And then after quite a few certifications later, through all my study, I finally realized I had some control over the pain. And with this slight bit of knowledge…I went to India.

I landed in New Delhi after a 14 hour flight. The heat wrapped around me like a warm moist blanket as I exited the AC cooled cocoon of the airport. It was 90° F at 9 o’clock at night and 65% humidity.

I was suppose to stay 4 days in New Delhi. I departed at 6:00 am. I was starting to feel the pain begin to rise.

The temperature that day was to exceed 100° F. It was monsoon season. I paid a taxi driver a small fortune to get the hell out. I could feel the shadow of what would be an intense pain flare up threatening to start as we drove North.

That was my biggest fear, alone without any help the pain would take over. The pain came and went during that trip. I learned to watch it, make friends with it, and listen to what it was trying to tell me.

It wasn’t magic that took the pain away. I just started questioning everything I was thinking.

As I questioned things. I began to notice how the stories I had told myself caused a lot of stress. The stories were made up. And as I unravelled the narrative, it opened up a different world.

I slipped through Nepalese Army blockades like the fog that surrounded us. I met helpers and friends at every turn. I walked into a room and sat down next to exactly the right person who just happened to be heading to the same place.

My cash supply went poof in the middle of the trip, thanks to a very helpful, soon to be exhusband. And then I just sat down in a cafe and was offered a job since I am native English speaker that came with a small shared apartment and a stipend. Things worked out better than I could of ever imagined.

I came back to the U.S. after seven months feeling like I could do anything.

I still had pain flare ups, but they became less and less until now, if I have a pain flare which might happen every three to six months it is because I missed something my body was trying to communicate.

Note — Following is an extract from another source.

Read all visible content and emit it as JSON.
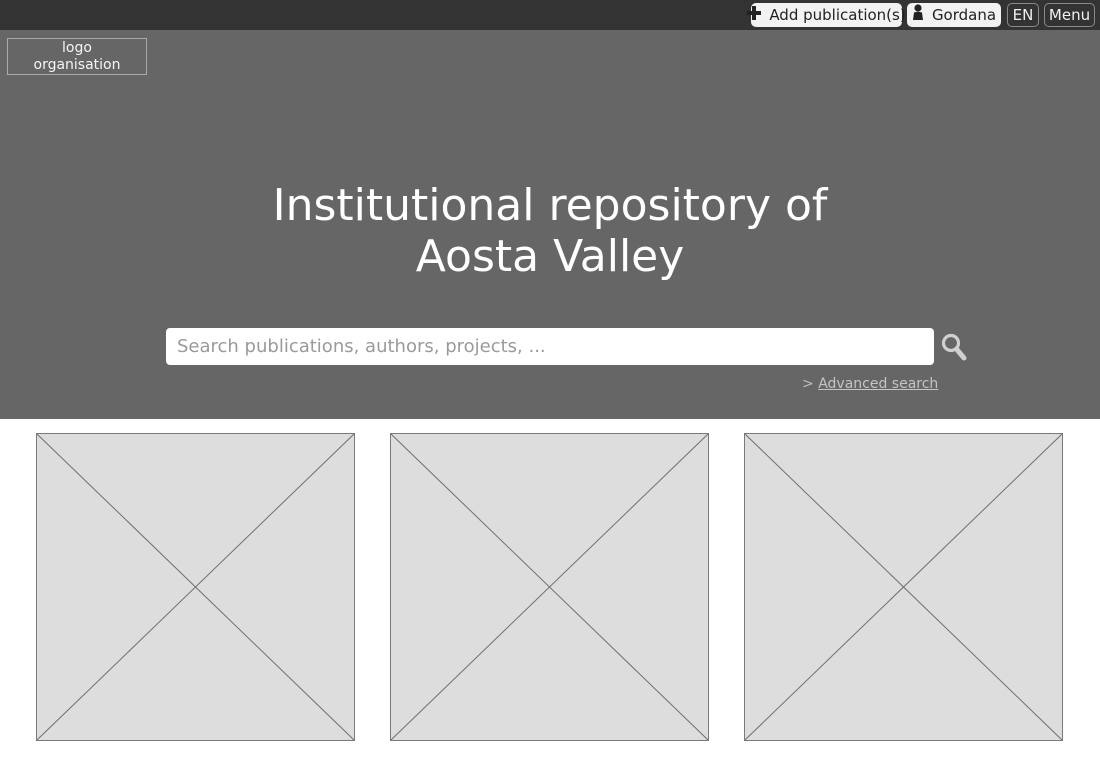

So now, I help people reduce stress and physical pain by getting them out of their heads and into their bodies.